Politics at the Fair?

Yesterday, I went to the Sioux Empire Fair in Sioux Falls.  It was a perfect night for such an outing.  I did make my way to the Expo building.  Where everyone set to sell or promote products, including political parties.

First, a tip of the hat to Jo Beal and the staff at the fair grounds.  They did a great job getting everything ready for the fair.  I also thought the wall/banners of heroes was a very nice touch.  The folks who run the State Fair should take a lesson or  two from Sioux Empire Fair, about how to get turned around.

In years’ past, competing groups where placed close together, The Right to Life folks right around the corner from Planned Parenthood.  Roofing companies grouped closed together,  Democrats across the aisle from Republicans, while well meaning this lead to some tense moments and awkward situations.  This year, it was quite different.  The various groups were placed far enough and out of sight of each other to prevent such issues.

I did stop by both the Democratic and Republican booths.  I have to say the Democratic booth was much more inviting, the folks manning the booth were welcoming and more than willing to chat with me, until it was learned I was republican, I was quickly ushered away.

The Republican booth had only one person, Representative Hal Wick.  There were some outdated campaign materials,  a few John Thune balloons, and some treats for the kidos.   I was somewhat disappointed.

There could a number of contributing factors to what I saw.  It was somewhat late in the day, and the booths were winding down for the day. It was opening day, and a work day. Of course, it is a non-election year, and there there isn’t anything major happening on the state level.  It makes sense to save resources for election years, or for when there are more people milling about, or when there some major bill pending.

These fairs, local town celebrations, regional fairs and even The State Fair is a great chance to meet people, listen to what concerns them, and promote your point of view.

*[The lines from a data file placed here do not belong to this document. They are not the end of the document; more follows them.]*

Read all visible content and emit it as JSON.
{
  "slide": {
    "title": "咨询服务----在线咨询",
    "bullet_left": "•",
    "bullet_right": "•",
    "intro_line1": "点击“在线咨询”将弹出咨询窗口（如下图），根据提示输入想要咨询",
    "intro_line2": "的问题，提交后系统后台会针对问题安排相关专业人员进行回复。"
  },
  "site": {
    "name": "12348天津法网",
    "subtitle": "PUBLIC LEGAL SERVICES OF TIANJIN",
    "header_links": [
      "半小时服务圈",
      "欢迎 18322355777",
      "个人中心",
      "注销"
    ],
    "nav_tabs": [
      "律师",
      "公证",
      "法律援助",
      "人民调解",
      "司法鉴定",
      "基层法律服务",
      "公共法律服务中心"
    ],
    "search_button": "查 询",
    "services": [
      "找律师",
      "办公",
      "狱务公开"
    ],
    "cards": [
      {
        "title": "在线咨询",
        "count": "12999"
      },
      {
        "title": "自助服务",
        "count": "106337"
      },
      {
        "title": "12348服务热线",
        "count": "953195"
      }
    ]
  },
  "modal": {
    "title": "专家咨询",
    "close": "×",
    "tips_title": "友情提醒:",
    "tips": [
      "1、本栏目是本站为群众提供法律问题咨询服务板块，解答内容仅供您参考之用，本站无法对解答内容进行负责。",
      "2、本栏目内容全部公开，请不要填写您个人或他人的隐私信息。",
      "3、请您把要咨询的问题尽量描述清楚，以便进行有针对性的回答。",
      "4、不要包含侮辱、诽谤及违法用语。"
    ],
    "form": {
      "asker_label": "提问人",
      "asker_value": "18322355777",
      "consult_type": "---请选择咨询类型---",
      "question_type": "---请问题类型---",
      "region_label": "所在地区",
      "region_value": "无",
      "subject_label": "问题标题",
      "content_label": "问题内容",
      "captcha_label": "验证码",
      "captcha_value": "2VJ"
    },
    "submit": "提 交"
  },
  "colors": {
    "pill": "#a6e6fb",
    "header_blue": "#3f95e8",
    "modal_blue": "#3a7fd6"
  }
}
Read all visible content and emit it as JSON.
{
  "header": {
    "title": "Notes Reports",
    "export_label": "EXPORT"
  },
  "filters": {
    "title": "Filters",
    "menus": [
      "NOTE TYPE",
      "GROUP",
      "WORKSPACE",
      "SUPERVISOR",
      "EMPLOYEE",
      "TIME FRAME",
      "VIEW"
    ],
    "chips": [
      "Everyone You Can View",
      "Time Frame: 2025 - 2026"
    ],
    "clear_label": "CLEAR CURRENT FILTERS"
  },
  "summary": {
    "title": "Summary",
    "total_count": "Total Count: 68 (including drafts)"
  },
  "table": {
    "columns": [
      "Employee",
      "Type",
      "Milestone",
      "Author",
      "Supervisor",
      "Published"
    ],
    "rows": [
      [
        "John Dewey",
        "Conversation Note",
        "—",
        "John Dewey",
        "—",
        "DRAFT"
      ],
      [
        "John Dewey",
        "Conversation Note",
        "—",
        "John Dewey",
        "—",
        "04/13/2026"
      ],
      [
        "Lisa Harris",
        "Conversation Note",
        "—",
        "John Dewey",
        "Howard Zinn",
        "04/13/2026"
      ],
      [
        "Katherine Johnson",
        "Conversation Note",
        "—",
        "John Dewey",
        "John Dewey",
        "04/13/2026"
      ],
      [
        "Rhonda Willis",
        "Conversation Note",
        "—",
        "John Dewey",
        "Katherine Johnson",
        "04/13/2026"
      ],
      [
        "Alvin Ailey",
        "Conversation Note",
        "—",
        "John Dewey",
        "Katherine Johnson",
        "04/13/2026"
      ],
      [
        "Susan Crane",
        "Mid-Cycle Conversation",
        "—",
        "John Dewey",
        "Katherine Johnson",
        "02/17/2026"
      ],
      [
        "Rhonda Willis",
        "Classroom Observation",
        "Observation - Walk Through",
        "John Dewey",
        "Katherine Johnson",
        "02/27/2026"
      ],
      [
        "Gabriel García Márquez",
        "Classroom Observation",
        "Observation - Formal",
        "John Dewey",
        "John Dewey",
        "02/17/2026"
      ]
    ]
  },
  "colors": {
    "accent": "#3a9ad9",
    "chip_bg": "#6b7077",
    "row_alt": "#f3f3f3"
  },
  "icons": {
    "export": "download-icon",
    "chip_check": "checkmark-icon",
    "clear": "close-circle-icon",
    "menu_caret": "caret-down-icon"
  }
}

Granted, when people go to the fair they don’t want to talk politics. Even if they want to talk about the 4-H rabbits, this is a great chance for people to learn your name, and put a face with that name.

Tomorrow, I am headed to a non-political ‘event‘ at the Madison DQ.  I hope to see a few representatives helping the cause, and maybe shaking a few hands.

14 Replies to “Politics at the Fair?”

    1. MC Post author

      That is a very good question. I tried very hard not to be confrontational.

      I don’t know if thier positions were so weak they could not stand review.

      I may have asked two or three questions. (Sarcasm ahead) Maybe their position is so enlighten, that we are not question it.

  1. Anonymous

    Republicans need to take notice that the Democrats are very motivated and we cannot sit back and lollygaggle or we may be in for a closer race in 2012 or ’14 then we are expecting.

    1. Job Creator

      Do you think the frustration that the Congress has generated will carry into the South Dakota house race?

      Do you think the South Dakota Democrats will have enough guts to really get after Kristi?

      Do you think the South Dakota Republicans in the legislature will suffer because of all this political discontent?

    1. Anonymous

      I find that reply surprising Mr. Jones. While you are more than likely correct, one should assume that the answer is yes, yes, yes, just in case. But, being all knowing and all seeing in regards to all that is political in SD, maybe you are right.

  2. anon

    I do think the Dems will go after Noem and very hard. I don’t really know how much money they will have though.

    My guess is that they could raise a fair ammount if Varilek really does have Tim Johnson’s committment to help fundraise. Varilek also used to work for Daschle and if Daschle would committ to raising money along with the possiblity that Stephanie Herseth helps raise money. Varilek could combine his resources with outside groups upset about Medicare and make it a very contentious race even if he is only able to capture 40% of the vote.

    Plus the fact that Hildebrand and Johnson’s groups both have 2 of the top 3 political data bases in the country generated by the 2002 and 2004 races against John Thune.

    And maybe Medicare is an issue that will allow a Democratic nominee to get traction (though not win)?

    My prediction is that the Dems go at Noem as hard as they possibly can and if they do succeed in raising the money to run a strong campaign they will jump the shark and make Noem look sympathetic.

    Noem wins easy in 2012 but probably not as big as Thune did when he was in congress.

  3. springer

    Not addressing Medicare, which is the Dem’s strategy, is actually the biggest threat to Medicare. But that’s not the message that gets out. Reps need to be much stronger in how they will strengthen or change Medicare so that it is a viable program, and point out how doing nothing or kicking the can or simply saying no to any change will kill it in the long run. People who simply hear a few soundbites and don’t think believe the rhetoric of Dems that the Reps will hurt Medicare. However, open minded citizenry realizes this rhetoric is not the answer, however, loudly it is repeated.